■ **WHAT IS REQUIRED**: Check each line of the entries below for the word "this", then report how many have it, with no other words.

[Component data from apps and pages]

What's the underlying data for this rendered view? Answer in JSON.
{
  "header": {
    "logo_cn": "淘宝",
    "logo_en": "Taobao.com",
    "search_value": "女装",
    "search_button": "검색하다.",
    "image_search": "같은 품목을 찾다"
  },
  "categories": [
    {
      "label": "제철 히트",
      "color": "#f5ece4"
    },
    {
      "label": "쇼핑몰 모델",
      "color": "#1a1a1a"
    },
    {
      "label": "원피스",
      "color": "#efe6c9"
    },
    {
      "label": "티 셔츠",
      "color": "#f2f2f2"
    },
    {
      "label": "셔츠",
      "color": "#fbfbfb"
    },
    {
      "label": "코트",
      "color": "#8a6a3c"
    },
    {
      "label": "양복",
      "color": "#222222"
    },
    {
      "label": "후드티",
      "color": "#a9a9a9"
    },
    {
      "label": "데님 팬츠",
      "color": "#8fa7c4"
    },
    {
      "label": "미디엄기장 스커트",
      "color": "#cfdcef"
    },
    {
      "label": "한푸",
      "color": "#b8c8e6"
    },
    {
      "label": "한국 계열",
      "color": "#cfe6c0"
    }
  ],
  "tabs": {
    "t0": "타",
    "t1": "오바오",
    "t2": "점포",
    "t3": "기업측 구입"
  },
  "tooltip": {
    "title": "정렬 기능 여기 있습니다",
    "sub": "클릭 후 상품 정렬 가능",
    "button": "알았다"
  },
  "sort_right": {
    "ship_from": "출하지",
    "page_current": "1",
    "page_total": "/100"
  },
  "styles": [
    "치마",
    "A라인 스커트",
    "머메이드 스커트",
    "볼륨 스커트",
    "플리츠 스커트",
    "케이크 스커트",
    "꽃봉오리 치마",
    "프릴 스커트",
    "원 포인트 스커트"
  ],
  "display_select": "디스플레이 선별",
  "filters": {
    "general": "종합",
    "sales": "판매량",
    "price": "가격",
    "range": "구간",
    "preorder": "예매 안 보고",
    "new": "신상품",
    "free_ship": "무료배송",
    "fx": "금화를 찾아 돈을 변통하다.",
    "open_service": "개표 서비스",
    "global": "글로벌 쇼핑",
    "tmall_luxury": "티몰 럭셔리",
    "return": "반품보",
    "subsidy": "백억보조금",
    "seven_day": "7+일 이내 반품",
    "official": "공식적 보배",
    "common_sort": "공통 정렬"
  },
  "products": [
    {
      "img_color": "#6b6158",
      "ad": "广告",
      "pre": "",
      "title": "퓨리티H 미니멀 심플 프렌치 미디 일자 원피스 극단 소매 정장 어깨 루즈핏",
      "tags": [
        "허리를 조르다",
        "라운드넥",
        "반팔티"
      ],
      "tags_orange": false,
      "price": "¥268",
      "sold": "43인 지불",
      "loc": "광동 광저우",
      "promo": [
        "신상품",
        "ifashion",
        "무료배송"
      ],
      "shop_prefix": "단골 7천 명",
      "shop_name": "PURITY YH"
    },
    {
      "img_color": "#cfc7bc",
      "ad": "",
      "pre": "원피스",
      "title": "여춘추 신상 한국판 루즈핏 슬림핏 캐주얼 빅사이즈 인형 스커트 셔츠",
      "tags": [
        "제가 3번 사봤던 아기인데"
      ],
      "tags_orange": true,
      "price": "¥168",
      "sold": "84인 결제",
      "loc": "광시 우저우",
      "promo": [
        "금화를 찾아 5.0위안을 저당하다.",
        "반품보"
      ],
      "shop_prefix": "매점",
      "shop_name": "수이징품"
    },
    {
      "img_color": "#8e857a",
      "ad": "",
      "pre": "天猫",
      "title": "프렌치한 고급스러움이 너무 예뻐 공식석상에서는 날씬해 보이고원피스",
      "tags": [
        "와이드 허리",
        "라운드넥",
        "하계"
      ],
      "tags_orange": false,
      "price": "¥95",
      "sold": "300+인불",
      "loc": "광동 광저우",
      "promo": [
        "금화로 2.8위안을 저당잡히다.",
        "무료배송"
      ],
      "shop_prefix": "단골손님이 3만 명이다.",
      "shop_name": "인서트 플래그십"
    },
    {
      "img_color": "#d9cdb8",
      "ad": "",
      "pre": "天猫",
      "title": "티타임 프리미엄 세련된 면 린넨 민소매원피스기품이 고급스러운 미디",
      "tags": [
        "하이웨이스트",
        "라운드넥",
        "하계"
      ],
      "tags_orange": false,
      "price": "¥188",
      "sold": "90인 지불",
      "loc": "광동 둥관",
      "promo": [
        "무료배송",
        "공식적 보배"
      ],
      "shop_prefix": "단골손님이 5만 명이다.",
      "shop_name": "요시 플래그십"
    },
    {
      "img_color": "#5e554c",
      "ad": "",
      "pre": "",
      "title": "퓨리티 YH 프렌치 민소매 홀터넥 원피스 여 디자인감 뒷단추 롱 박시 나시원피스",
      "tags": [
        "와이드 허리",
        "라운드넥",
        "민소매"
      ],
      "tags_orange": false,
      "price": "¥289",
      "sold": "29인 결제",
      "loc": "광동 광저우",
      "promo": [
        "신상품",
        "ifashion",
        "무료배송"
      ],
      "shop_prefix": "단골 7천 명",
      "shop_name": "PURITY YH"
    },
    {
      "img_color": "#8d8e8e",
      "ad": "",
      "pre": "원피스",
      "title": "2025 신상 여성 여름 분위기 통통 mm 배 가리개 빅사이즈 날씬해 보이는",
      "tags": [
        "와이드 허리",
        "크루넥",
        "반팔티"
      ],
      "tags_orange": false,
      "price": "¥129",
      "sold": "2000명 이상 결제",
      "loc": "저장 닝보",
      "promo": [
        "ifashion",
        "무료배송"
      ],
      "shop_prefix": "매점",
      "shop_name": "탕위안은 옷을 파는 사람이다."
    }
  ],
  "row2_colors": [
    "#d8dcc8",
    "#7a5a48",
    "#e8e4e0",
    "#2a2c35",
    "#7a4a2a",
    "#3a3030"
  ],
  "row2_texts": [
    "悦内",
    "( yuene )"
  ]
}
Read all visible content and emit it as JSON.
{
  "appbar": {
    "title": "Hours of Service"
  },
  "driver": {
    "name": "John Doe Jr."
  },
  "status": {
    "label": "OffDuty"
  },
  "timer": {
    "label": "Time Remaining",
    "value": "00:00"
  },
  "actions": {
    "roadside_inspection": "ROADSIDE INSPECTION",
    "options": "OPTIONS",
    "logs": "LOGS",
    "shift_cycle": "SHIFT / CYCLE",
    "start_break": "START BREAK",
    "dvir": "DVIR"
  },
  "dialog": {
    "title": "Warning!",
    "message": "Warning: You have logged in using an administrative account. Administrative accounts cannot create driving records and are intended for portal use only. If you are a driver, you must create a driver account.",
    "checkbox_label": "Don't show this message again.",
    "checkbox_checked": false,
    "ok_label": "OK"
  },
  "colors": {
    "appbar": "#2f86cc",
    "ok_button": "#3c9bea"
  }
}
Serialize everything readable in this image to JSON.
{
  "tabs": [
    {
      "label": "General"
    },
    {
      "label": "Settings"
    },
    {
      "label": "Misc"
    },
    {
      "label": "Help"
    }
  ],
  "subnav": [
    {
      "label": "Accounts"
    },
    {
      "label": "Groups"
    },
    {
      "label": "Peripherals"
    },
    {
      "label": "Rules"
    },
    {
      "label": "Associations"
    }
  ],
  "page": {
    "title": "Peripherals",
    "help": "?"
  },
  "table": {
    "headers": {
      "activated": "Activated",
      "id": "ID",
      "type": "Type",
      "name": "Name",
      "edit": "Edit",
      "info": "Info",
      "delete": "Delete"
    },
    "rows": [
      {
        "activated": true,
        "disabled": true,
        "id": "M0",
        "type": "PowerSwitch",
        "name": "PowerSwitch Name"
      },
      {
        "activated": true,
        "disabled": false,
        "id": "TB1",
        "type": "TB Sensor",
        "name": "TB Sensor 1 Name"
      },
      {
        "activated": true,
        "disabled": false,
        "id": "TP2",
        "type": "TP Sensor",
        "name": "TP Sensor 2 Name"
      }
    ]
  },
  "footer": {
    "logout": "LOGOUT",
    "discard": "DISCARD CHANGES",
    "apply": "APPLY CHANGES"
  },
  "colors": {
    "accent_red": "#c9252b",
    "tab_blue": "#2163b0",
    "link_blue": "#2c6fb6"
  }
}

■ **TASK ANSWER**: 3